This book is a collection of many of the best essays…blog posts…picture stories…whatever you want to call them from Hyperbole and a Half. Whether it’s the epic Why I’ll Never Be An Adult or the Stupid Dog Test, Brosh’s humor and self-deprecating style will leave you in stitches. In addition to the best of her blog, there are several original stories in this book, including a conversation with her two dogs, a story about her mother getting lost in the woods with them as a child, and the goose story.

I have rarely seen Dale laugh so hard as he did at the goose story. And, I’m pretty sure that when Dale got done reading it, he immediately read it again because he realized that the whole story was true. Basically, Brosh’s house was invaded by a goose. Who promptly went crazy. Anybody who has spent any time around geese knows how mean they are, so the story of how they had to deal with this devil spawn is hilarious. Brosh was able to record the goose’s escape from her kitchen and include the images with the book. Dale has been desperately searching for the actual video, so if it’s posted, let him know where.  And don’t get me wrong, I enjoyed this story. Just not as much as Dale.

I love the blog, so I knew I’d love the book, and I bought this to support an author who has given me tons of joy over the years. I wasn’t disappointed, and you won’t be either. Unless you don’t like humor or fun or laughing. Then you shouldn’t buy this book. Because it will be a real disappointment.

JMF Rating: 9/10

‘Til next time,


Sep 26

Review: Spook by Mary Roach

Spook Mary RoachOkay, so once upon a time, there was this really cool secondhand bookstore that I went to in Tallahassee’s Railroad Square.  That’s where I usually go rock climbing, but Dale and I went early one day and explored the galleries, restaurants, yarn stores, and this place. All the books.  Excellent selection.  Great prices.  So I promptly bought all of the books and didn’t read them.  But, I was looking for a shorter book to finish off my reading goal for the year (75 books down!), and I decided to pick up Spook: Science Tackles the Afterlife by Mary Roach.

I am a Mary Roach fan.  I have been a Mary Roach fan since my creative writing teacher in college gave me Stiff as an example of how nonfiction can be crazy informative and funny all at the same time.  And then I read Packing for Mars which almost cured me of ever wanting to go to space because the discomfort just might not be worth it.
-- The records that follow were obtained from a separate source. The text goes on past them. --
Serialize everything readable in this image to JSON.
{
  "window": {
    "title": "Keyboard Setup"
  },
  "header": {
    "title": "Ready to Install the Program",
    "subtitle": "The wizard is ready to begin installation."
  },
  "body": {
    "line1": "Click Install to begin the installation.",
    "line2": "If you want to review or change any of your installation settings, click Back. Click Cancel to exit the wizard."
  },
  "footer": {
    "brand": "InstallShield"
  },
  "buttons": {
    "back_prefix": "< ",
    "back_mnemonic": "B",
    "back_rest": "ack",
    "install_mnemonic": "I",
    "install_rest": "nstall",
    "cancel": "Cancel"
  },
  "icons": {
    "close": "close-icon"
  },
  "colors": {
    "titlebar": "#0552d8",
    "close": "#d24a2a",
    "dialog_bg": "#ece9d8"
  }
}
Spook is a little different from Roach’s typical books.  Instead of looking at the human body, she’s looking at the soul and whether she can find any proof for the existence of the hereafter.  She goes an exhaustive hunt for evidence, from the history of weighing dying people to see if the departing soul led to weight loss to stories of reincarnation in India to modern medical experiments about near death experiences, Roach leaves no stone unturned in her investigation.  For anyone who wants a practical history of ghost hunting, mediums, hauntings, and electronic voice projection, Roach has you covered.
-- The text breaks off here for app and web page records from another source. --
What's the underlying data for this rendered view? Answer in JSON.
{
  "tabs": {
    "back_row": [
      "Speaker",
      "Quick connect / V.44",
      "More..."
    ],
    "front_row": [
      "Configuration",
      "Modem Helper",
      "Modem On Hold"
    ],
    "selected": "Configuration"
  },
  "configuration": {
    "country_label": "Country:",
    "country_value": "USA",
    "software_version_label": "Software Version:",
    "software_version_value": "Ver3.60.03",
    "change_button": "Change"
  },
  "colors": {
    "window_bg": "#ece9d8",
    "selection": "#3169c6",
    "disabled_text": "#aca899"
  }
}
And let’s not forget:  this book is funny.  Like inappropriate chortle in the middle of church funny.  Dale looked over at me several times as I was reading in bed and just laughing and laughing.  And then I’d read him a section and he wouldn’t really laugh because it’s all about context, but trust me–it’s pretty damn funny.  Especially the chapter about going on a weekend retreat course in how to become a medium.  I didn’t even know such a thing existed, but now I want to go.  Because oh the stories you could tell after that.

So I don’t know why this book never came together for me.  It was funny.  And engaging. And the subject matter is up my alley. But I had the hardest time getting through it.  I’m going to blame myself.  I’m so crazy busy with Capstone writing and life living and new job finding that my focus can be a little at loose ends.  And it certainly hasn’t dissuaded me from pursuing the rest of Roach’s catalog.

JMF Rating: 7.5/10

‘Tl next time,


Older posts «